ATP basics like where ATP energy comes from and what ATP's structure is.
More in depth ATP info: http://hyperphysics.phy-ast...
Thanks for stopping by, today we are going to talk about Adenosine Triphosphate, more commonly known as ATP.
ATP is the energy currency of the cell, that is to say, it provides the energy for the vast majority of reactions that take place in living organisms.
ATP is made up of three main components. The nitrogenous base adenine, the sugar ribose, and three bound phosphates.
ATP gives a phosphate and becomes ADP (adenosine diphosphate). This phosphate provides energy for the reaction (i’ll make a separate video about how this happens and link it below). The phosphate is reattached in a separate reaction.
Essentially, ATP is a high energy compound that gives off some of its energy and becomes ADP, a low energy compound. But where does ATP get this energy?
The sun is the main and major source of energy for all living things.
Plant cells produce ATP through light reactions in the chloroplast during photosynthesis. They then use that ATP to produce sugars, like glucose. It’s a complicated process that, unfortunately, will not be covered in this video.
Animal cells form ATP by breaking down glucose in glycolysis and cellular respiration. Most of this take place in the mitochondria.
So the energy your body uses everyday literally came from the sun! Pretty rad huh?
Let’s do a quick recap.
ATP is the energy currency of the cell.
ATP is produced in animal cells by breaking down glucose.
The energy in ATP ultimately comes from the sun.
And finally, ATP gives off a phosphate in chemical reactions to become ADP.
I’ll link a video here about how this energy is transferred in chemical reactions, because it’s pretty cool.
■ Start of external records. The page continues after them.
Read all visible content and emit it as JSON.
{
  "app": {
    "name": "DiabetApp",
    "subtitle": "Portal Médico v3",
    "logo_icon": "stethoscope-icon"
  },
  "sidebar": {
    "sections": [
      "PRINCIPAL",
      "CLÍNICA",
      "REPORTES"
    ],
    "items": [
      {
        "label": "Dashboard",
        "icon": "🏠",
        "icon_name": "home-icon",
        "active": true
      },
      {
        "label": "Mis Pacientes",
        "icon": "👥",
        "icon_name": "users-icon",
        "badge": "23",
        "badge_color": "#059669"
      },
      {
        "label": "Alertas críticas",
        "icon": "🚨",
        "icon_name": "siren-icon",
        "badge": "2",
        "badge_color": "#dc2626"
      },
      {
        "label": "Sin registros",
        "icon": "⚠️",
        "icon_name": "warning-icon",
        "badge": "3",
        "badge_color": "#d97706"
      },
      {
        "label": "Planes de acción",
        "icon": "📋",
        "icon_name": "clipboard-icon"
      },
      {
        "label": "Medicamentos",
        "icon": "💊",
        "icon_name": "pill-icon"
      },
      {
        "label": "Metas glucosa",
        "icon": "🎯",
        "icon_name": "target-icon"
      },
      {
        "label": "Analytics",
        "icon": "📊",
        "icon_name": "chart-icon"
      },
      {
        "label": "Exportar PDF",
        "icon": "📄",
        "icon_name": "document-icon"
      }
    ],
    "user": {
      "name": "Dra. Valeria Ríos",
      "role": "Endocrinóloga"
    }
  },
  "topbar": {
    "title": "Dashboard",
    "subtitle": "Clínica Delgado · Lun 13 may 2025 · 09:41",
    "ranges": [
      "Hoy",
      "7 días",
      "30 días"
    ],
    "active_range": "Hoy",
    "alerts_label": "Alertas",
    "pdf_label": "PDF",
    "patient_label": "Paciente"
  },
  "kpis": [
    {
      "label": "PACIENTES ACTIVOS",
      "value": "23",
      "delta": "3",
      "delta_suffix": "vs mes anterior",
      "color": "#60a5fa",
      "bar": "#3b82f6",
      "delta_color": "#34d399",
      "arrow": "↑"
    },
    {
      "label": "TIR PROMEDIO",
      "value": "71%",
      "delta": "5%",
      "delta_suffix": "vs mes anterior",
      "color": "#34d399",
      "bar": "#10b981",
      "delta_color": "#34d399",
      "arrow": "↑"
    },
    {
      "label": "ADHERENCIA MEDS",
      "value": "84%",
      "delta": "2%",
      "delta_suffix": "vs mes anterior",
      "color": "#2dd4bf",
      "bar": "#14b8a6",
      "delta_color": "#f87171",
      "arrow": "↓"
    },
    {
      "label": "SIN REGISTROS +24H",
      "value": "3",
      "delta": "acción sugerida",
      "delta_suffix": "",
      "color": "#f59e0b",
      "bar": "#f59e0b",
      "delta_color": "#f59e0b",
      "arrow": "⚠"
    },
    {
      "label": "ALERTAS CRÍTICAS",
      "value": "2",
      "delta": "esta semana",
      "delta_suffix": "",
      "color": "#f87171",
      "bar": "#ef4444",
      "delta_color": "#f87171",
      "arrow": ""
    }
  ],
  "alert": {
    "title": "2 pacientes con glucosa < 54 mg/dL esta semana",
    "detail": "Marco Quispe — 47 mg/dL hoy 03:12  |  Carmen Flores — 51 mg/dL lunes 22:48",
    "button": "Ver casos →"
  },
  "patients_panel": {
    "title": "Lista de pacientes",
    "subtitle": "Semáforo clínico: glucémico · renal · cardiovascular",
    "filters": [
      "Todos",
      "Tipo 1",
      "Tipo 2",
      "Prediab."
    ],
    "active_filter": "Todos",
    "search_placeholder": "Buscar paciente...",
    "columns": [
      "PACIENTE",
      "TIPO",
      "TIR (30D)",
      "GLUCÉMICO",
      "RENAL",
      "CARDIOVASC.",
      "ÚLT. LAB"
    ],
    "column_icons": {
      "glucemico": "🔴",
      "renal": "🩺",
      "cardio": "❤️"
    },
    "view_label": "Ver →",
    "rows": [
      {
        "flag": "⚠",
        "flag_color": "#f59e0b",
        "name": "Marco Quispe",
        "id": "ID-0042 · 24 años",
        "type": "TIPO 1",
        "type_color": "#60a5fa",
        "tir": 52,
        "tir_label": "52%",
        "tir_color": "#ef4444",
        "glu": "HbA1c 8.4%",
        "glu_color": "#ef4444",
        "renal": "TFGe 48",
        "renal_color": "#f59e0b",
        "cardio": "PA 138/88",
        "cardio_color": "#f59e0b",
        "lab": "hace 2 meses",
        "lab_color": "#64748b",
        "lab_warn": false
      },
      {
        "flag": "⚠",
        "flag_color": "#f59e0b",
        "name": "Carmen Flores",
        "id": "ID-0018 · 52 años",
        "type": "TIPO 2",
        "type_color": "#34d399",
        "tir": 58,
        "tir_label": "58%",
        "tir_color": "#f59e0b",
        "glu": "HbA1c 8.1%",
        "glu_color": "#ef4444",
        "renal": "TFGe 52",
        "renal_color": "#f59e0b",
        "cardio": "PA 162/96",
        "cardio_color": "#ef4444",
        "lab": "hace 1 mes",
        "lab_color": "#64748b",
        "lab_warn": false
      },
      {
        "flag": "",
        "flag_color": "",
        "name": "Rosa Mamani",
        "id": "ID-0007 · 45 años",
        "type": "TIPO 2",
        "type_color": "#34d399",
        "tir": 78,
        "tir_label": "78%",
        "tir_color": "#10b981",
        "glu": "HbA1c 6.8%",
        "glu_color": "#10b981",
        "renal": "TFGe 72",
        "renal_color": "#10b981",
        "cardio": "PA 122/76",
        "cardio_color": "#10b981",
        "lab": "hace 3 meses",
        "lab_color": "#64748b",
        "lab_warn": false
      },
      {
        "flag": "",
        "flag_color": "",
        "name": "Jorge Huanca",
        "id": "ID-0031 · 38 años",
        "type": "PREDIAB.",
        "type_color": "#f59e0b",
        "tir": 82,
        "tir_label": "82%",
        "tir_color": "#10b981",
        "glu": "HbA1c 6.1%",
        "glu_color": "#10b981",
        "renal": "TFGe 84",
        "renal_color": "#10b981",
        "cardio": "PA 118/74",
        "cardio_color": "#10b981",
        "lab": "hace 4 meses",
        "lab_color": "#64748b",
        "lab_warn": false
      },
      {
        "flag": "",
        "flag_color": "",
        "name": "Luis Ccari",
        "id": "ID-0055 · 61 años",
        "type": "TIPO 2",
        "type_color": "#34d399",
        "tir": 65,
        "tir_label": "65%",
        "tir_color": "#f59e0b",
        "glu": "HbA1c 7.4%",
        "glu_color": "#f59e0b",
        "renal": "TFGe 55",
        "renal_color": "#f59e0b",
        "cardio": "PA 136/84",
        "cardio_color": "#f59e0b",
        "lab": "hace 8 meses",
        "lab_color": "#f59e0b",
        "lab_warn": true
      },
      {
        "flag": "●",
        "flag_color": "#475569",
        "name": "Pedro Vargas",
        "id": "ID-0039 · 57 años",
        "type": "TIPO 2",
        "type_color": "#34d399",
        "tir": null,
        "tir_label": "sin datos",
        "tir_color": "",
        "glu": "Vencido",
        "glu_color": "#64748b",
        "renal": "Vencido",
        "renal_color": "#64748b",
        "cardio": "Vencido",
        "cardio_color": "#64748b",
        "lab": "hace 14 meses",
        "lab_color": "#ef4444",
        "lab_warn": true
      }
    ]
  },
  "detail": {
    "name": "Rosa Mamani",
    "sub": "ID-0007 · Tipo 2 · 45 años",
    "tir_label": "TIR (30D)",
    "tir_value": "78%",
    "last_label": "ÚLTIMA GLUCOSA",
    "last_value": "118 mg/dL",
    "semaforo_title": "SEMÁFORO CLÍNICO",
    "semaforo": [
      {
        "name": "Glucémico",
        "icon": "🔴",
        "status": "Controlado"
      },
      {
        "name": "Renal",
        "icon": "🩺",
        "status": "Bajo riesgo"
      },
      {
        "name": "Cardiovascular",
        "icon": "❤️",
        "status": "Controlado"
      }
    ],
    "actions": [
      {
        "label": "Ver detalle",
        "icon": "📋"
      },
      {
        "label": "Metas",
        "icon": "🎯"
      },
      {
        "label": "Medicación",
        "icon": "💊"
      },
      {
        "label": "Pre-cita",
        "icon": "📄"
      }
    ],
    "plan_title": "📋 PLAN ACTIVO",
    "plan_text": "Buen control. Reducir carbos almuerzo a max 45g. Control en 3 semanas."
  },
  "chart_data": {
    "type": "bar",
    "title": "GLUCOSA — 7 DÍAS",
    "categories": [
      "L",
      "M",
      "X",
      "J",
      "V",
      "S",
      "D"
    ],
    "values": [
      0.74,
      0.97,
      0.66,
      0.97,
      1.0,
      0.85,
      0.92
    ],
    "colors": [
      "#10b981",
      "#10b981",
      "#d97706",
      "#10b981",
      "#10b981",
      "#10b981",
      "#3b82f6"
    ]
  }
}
If this video was helpful, give it a like a subscribe for more great content.
I’ll catch you next time.